[Items from an interface collection]
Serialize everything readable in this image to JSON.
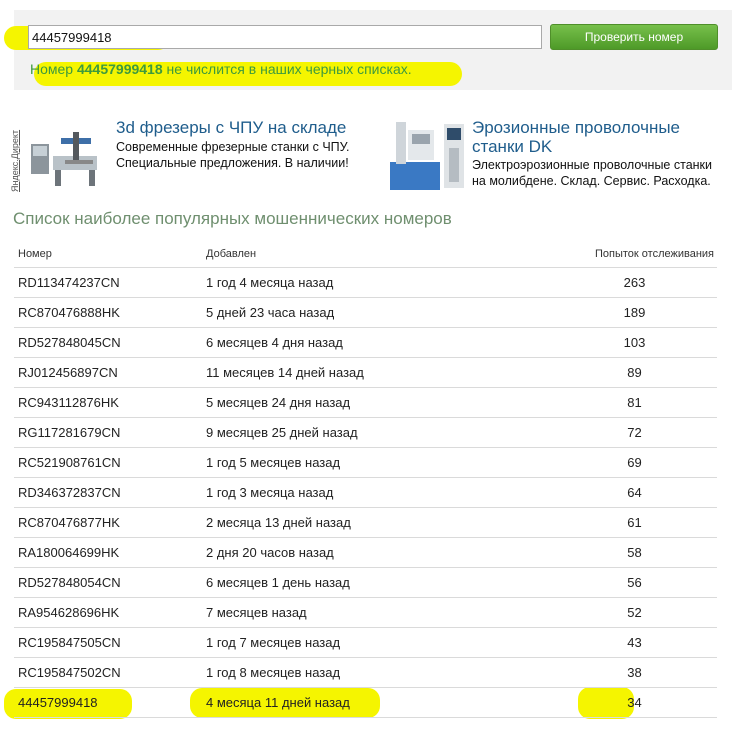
{
  "check": {
    "input_value": "44457999418",
    "button_label": "Проверить номер",
    "result_prefix": "Номер",
    "result_number": "44457999418",
    "result_suffix": "не числится в наших черных списках."
  },
  "ads": {
    "vertical_label": "Яндекс.Директ",
    "items": [
      {
        "title": "3d фрезеры с ЧПУ на складе",
        "text_line1": "Современные фрезерные станки с ЧПУ.",
        "text_line2": "Специальные предложения. В наличии!"
      },
      {
        "title_line1": "Эрозионные проволочные",
        "title_line2": "станки DK",
        "text_line1": "Электроэрозионные проволочные станки",
        "text_line2": "на молибдене. Склад. Сервис. Расходка."
      }
    ]
  },
  "list": {
    "heading": "Список наиболее популярных мошеннических номеров",
    "columns": [
      "Номер",
      "Добавлен",
      "Попыток отслеживания"
    ],
    "rows": [
      [
        "RD113474237CN",
        "1 год 4 месяца назад",
        "263"
      ],
      [
        "RC870476888HK",
        "5 дней 23 часа назад",
        "189"
      ],
      [
        "RD527848045CN",
        "6 месяцев 4 дня назад",
        "103"
      ],
      [
        "RJ012456897CN",
        "11 месяцев 14 дней назад",
        "89"
      ],
      [
        "RC943112876HK",
        "5 месяцев 24 дня назад",
        "81"
      ],
      [
        "RG117281679CN",
        "9 месяцев 25 дней назад",
        "72"
      ],
      [
        "RC521908761CN",
        "1 год 5 месяцев назад",
        "69"
      ],
      [
        "RD346372837CN",
        "1 год 3 месяца назад",
        "64"
      ],
      [
        "RC870476877HK",
        "2 месяца 13 дней назад",
        "61"
      ],
      [
        "RA180064699HK",
        "2 дня 20 часов назад",
        "58"
      ],
      [
        "RD527848054CN",
        "6 месяцев 1 день назад",
        "56"
      ],
      [
        "RA954628696HK",
        "7 месяцев назад",
        "52"
      ],
      [
        "RC195847505CN",
        "1 год 7 месяцев назад",
        "43"
      ],
      [
        "RC195847502CN",
        "1 год 8 месяцев назад",
        "38"
      ],
      [
        "44457999418",
        "4 месяца 11 дней назад",
        "34"
      ]
    ]
  },
  "colors": {
    "highlight": "#f5f500",
    "button": "#5aa832",
    "result_text": "#3d9a3d",
    "ad_title": "#1f5d8c"
  }
}
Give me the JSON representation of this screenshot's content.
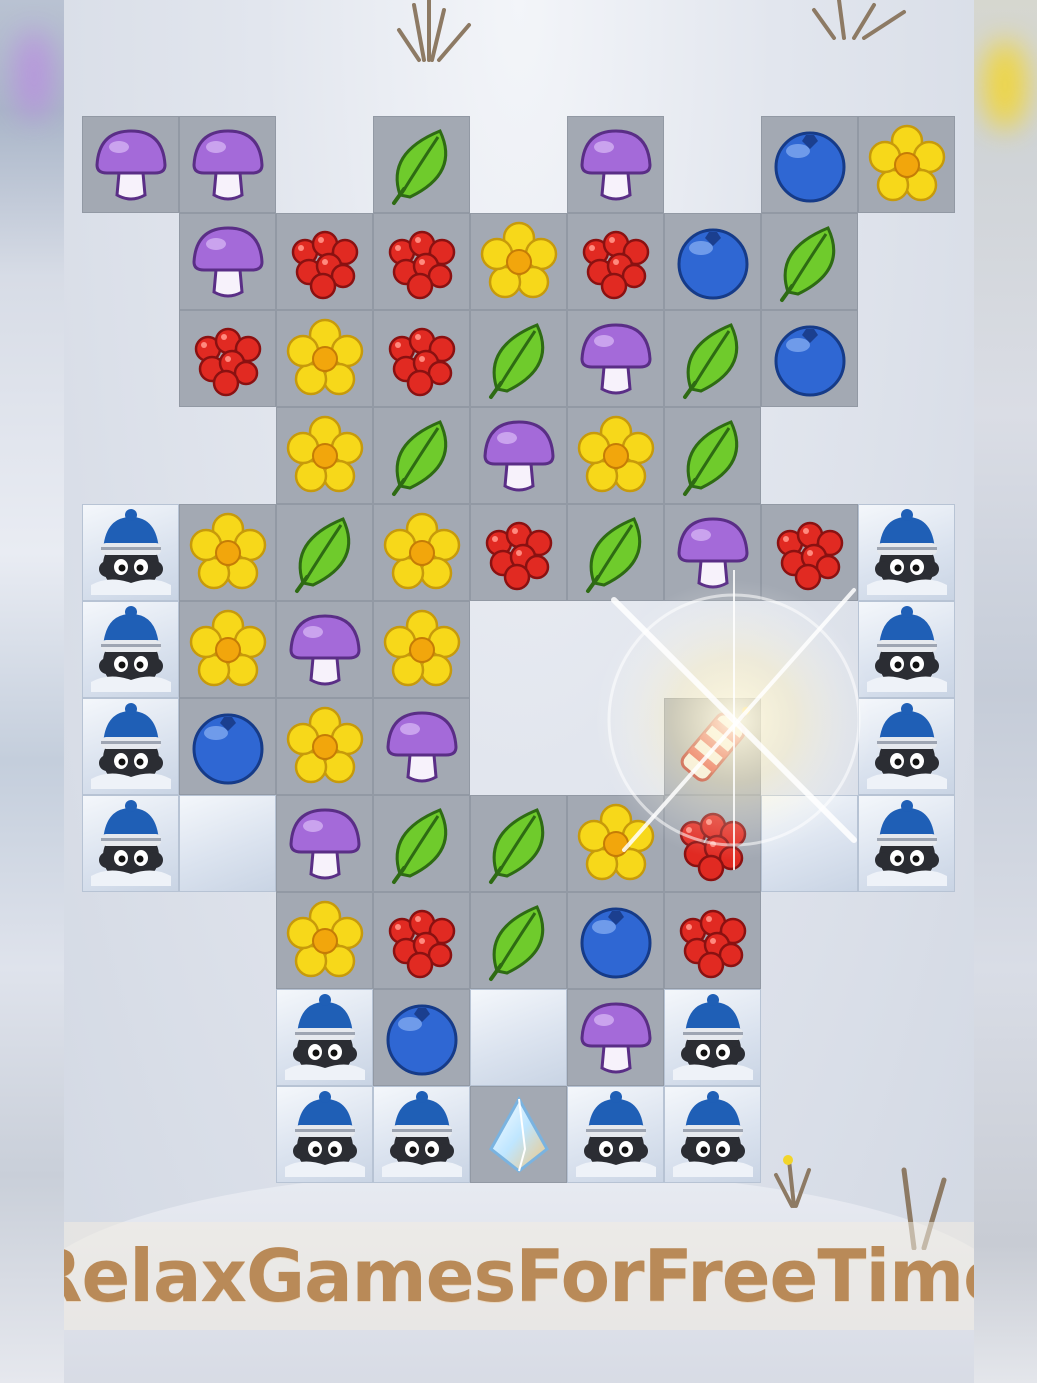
{
  "watermark": {
    "text": "RelaxGamesForFreeTime"
  },
  "board": {
    "rows": 11,
    "cols": 9,
    "cells": [
      [
        "mushroom",
        "mushroom",
        null,
        "leaf",
        null,
        "mushroom",
        null,
        "blueberry",
        "flower"
      ],
      [
        null,
        "mushroom",
        "raspberry",
        "raspberry",
        "flower",
        "raspberry",
        "blueberry",
        "leaf",
        null
      ],
      [
        null,
        "raspberry",
        "flower",
        "raspberry",
        "leaf",
        "mushroom",
        "leaf",
        "blueberry",
        null
      ],
      [
        null,
        null,
        "flower",
        "leaf",
        "mushroom",
        "flower",
        "leaf",
        null,
        null
      ],
      [
        "yeti",
        "flower",
        "leaf",
        "flower",
        "raspberry",
        "leaf",
        "mushroom",
        "raspberry",
        "yeti"
      ],
      [
        "yeti",
        "flower",
        "mushroom",
        "flower",
        null,
        null,
        null,
        null,
        "yeti"
      ],
      [
        "yeti",
        "blueberry",
        "flower",
        "mushroom",
        null,
        null,
        "firecracker",
        null,
        "yeti"
      ],
      [
        "yeti",
        "snow",
        "mushroom",
        "leaf",
        "leaf",
        "flower",
        "raspberry",
        "snow",
        "yeti"
      ],
      [
        null,
        null,
        "flower",
        "raspberry",
        "leaf",
        "blueberry",
        "raspberry",
        null,
        null
      ],
      [
        null,
        null,
        "yeti",
        "blueberry",
        "snow",
        "mushroom",
        "yeti",
        null,
        null
      ],
      [
        null,
        null,
        "yeti",
        "yeti",
        "crystal",
        "yeti",
        "yeti",
        null,
        null
      ]
    ]
  },
  "colors": {
    "tile": "#a3a9b3",
    "snow": "#dbe3ef",
    "mushroom": "#a46ad9",
    "raspberry": "#e12a22",
    "leaf": "#6fcb2c",
    "flower": "#f7d81a",
    "blueberry": "#2f67d3",
    "yeti_hat": "#1f5fb6"
  }
}
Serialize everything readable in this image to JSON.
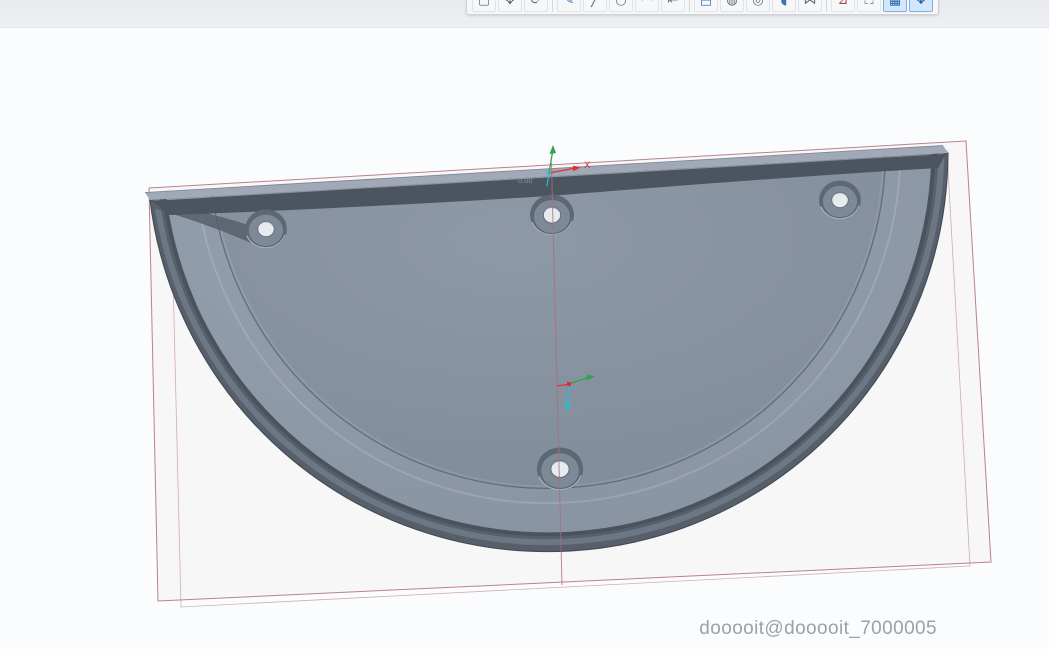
{
  "window": {
    "top_strip_color": "#e8eaed",
    "viewport_background": "#fbfcfd"
  },
  "toolbar": {
    "icons": [
      {
        "name": "select-tool",
        "glyph": "▢",
        "color": "#5d6c7e"
      },
      {
        "name": "pan-tool",
        "glyph": "✥",
        "color": "#5d6c7e"
      },
      {
        "name": "rotate-view-tool",
        "glyph": "⟳",
        "color": "#5d6c7e",
        "divider_after": true
      },
      {
        "name": "sketch-tool",
        "glyph": "✎",
        "color": "#3c72b8"
      },
      {
        "name": "line-tool",
        "glyph": "╱",
        "color": "#5d6c7e"
      },
      {
        "name": "circle-tool",
        "glyph": "○",
        "color": "#5d6c7e"
      },
      {
        "name": "arc-tool",
        "glyph": "◠",
        "color": "#b08f35"
      },
      {
        "name": "dimension-tool",
        "glyph": "⇤",
        "color": "#5d6c7e",
        "divider_after": true
      },
      {
        "name": "extrude-feature",
        "glyph": "⬒",
        "color": "#3c72b8"
      },
      {
        "name": "revolve-feature",
        "glyph": "◍",
        "color": "#5d6c7e"
      },
      {
        "name": "hole-feature",
        "glyph": "◎",
        "color": "#5d6c7e"
      },
      {
        "name": "fillet-feature",
        "glyph": "◖",
        "color": "#3c72b8"
      },
      {
        "name": "mirror-feature",
        "glyph": "⋈",
        "color": "#5d6c7e",
        "divider_after": true
      },
      {
        "name": "measure-tool",
        "glyph": "⊿",
        "color": "#a04848"
      },
      {
        "name": "zoom-fit",
        "glyph": "⛶",
        "color": "#5d6c7e"
      },
      {
        "name": "view-style-toggle",
        "glyph": "▦",
        "color": "#1f5fa8",
        "active": true
      },
      {
        "name": "display-mode-toggle",
        "glyph": "❖",
        "color": "#1f5fa8",
        "active": true
      }
    ]
  },
  "viewport": {
    "watermark": "dooooit@dooooit_7000005",
    "axis_x_label": "X",
    "origin_coordinate_label": "0.00"
  },
  "colors": {
    "wall": "#565f6a",
    "lip": "#4c545f",
    "rimtop": "#a0a9b5",
    "face": "#909baa",
    "panel": "#87929f",
    "sketch": "#b06b7b",
    "axisX": "#e03131",
    "axisY": "#2ea44f",
    "axisZ": "#22bfd2",
    "watermark": "#9ca1a7"
  }
}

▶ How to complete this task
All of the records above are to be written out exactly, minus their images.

▶ Written reply
Serialize everything readable in this image to JSON.
{
  "check": {
    "input_value": "44457999418",
    "button_label": "Проверить номер",
    "result_prefix": "Номер",
    "result_number": "44457999418",
    "result_suffix": "не числится в наших черных списках."
  },
  "ads": {
    "vertical_label": "Яндекс.Директ",
    "items": [
      {
        "title": "3d фрезеры с ЧПУ на складе",
        "text_line1": "Современные фрезерные станки с ЧПУ.",
        "text_line2": "Специальные предложения. В наличии!"
      },
      {
        "title_line1": "Эрозионные проволочные",
        "title_line2": "станки DK",
        "text_line1": "Электроэрозионные проволочные станки",
        "text_line2": "на молибдене. Склад. Сервис. Расходка."
      }
    ]
  },
  "list": {
    "heading": "Список наиболее популярных мошеннических номеров",
    "columns": [
      "Номер",
      "Добавлен",
      "Попыток отслеживания"
    ],
    "rows": [
      [
        "RD113474237CN",
        "1 год 4 месяца назад",
        "263"
      ],
      [
        "RC870476888HK",
        "5 дней 23 часа назад",
        "189"
      ],
      [
        "RD527848045CN",
        "6 месяцев 4 дня назад",
        "103"
      ],
      [
        "RJ012456897CN",
        "11 месяцев 14 дней назад",
        "89"
      ],
      [
        "RC943112876HK",
        "5 месяцев 24 дня назад",
        "81"
      ],
      [
        "RG117281679CN",
        "9 месяцев 25 дней назад",
        "72"
      ],
      [
        "RC521908761CN",
        "1 год 5 месяцев назад",
        "69"
      ],
      [
        "RD346372837CN",
        "1 год 3 месяца назад",
        "64"
      ],
      [
        "RC870476877HK",
        "2 месяца 13 дней назад",
        "61"
      ],
      [
        "RA180064699HK",
        "2 дня 20 часов назад",
        "58"
      ],
      [
        "RD527848054CN",
        "6 месяцев 1 день назад",
        "56"
      ],
      [
        "RA954628696HK",
        "7 месяцев назад",
        "52"
      ],
      [
        "RC195847505CN",
        "1 год 7 месяцев назад",
        "43"
      ],
      [
        "RC195847502CN",
        "1 год 8 месяцев назад",
        "38"
      ],
      [
        "44457999418",
        "4 месяца 11 дней назад",
        "34"
      ]
    ]
  },
  "colors": {
    "highlight": "#f5f500",
    "button": "#5aa832",
    "result_text": "#3d9a3d",
    "ad_title": "#1f5d8c"
  }
}
Give me the JSON representation of this screenshot's content.
{
  "watermark": {
    "text": "RelaxGamesForFreeTime"
  },
  "board": {
    "rows": 11,
    "cols": 9,
    "cells": [
      [
        "mushroom",
        "mushroom",
        null,
        "leaf",
        null,
        "mushroom",
        null,
        "blueberry",
        "flower"
      ],
      [
        null,
        "mushroom",
        "raspberry",
        "raspberry",
        "flower",
        "raspberry",
        "blueberry",
        "leaf",
        null
      ],
      [
        null,
        "raspberry",
        "flower",
        "raspberry",
        "leaf",
        "mushroom",
        "leaf",
        "blueberry",
        null
      ],
      [
        null,
        null,
        "flower",
        "leaf",
        "mushroom",
        "flower",
        "leaf",
        null,
        null
      ],
      [
        "yeti",
        "flower",
        "leaf",
        "flower",
        "raspberry",
        "leaf",
        "mushroom",
        "raspberry",
        "yeti"
      ],
      [
        "yeti",
        "flower",
        "mushroom",
        "flower",
        null,
        null,
        null,
        null,
        "yeti"
      ],
      [
        "yeti",
        "blueberry",
        "flower",
        "mushroom",
        null,
        null,
        "firecracker",
        null,
        "yeti"
      ],
      [
        "yeti",
        "snow",
        "mushroom",
        "leaf",
        "leaf",
        "flower",
        "raspberry",
        "snow",
        "yeti"
      ],
      [
        null,
        null,
        "flower",
        "raspberry",
        "leaf",
        "blueberry",
        "raspberry",
        null,
        null
      ],
      [
        null,
        null,
        "yeti",
        "blueberry",
        "snow",
        "mushroom",
        "yeti",
        null,
        null
      ],
      [
        null,
        null,
        "yeti",
        "yeti",
        "crystal",
        "yeti",
        "yeti",
        null,
        null
      ]
    ]
  },
  "colors": {
    "tile": "#a3a9b3",
    "snow": "#dbe3ef",
    "mushroom": "#a46ad9",
    "raspberry": "#e12a22",
    "leaf": "#6fcb2c",
    "flower": "#f7d81a",
    "blueberry": "#2f67d3",
    "yeti_hat": "#1f5fb6"
  }
}
Serialize everything readable in this image to JSON.
{
  "window": {
    "top_strip_color": "#e8eaed",
    "viewport_background": "#fbfcfd"
  },
  "toolbar": {
    "icons": [
      {
        "name": "select-tool",
        "glyph": "▢",
        "color": "#5d6c7e"
      },
      {
        "name": "pan-tool",
        "glyph": "✥",
        "color": "#5d6c7e"
      },
      {
        "name": "rotate-view-tool",
        "glyph": "⟳",
        "color": "#5d6c7e",
        "divider_after": true
      },
      {
        "name": "sketch-tool",
        "glyph": "✎",
        "color": "#3c72b8"
      },
      {
        "name": "line-tool",
        "glyph": "╱",
        "color": "#5d6c7e"
      },
      {
        "name": "circle-tool",
        "glyph": "○",
        "color": "#5d6c7e"
      },
      {
        "name": "arc-tool",
        "glyph": "◠",
        "color": "#b08f35"
      },
      {
        "name": "dimension-tool",
        "glyph": "⇤",
        "color": "#5d6c7e",
        "divider_after": true
      },
      {
        "name": "extrude-feature",
        "glyph": "⬒",
        "color": "#3c72b8"
      },
      {
        "name": "revolve-feature",
        "glyph": "◍",
        "color": "#5d6c7e"
      },
      {
        "name": "hole-feature",
        "glyph": "◎",
        "color": "#5d6c7e"
      },
      {
        "name": "fillet-feature",
        "glyph": "◖",
        "color": "#3c72b8"
      },
      {
        "name": "mirror-feature",
        "glyph": "⋈",
        "color": "#5d6c7e",
        "divider_after": true
      },
      {
        "name": "measure-tool",
        "glyph": "⊿",
        "color": "#a04848"
      },
      {
        "name": "zoom-fit",
        "glyph": "⛶",
        "color": "#5d6c7e"
      },
      {
        "name": "view-style-toggle",
        "glyph": "▦",
        "color": "#1f5fa8",
        "active": true
      },
      {
        "name": "display-mode-toggle",
        "glyph": "❖",
        "color": "#1f5fa8",
        "active": true
      }
    ]
  },
  "viewport": {
    "watermark": "dooooit@dooooit_7000005",
    "axis_x_label": "X",
    "origin_coordinate_label": "0.00"
  },
  "colors": {
    "wall": "#565f6a",
    "lip": "#4c545f",
    "rimtop": "#a0a9b5",
    "face": "#909baa",
    "panel": "#87929f",
    "sketch": "#b06b7b",
    "axisX": "#e03131",
    "axisY": "#2ea44f",
    "axisZ": "#22bfd2",
    "watermark": "#9ca1a7"
  }
}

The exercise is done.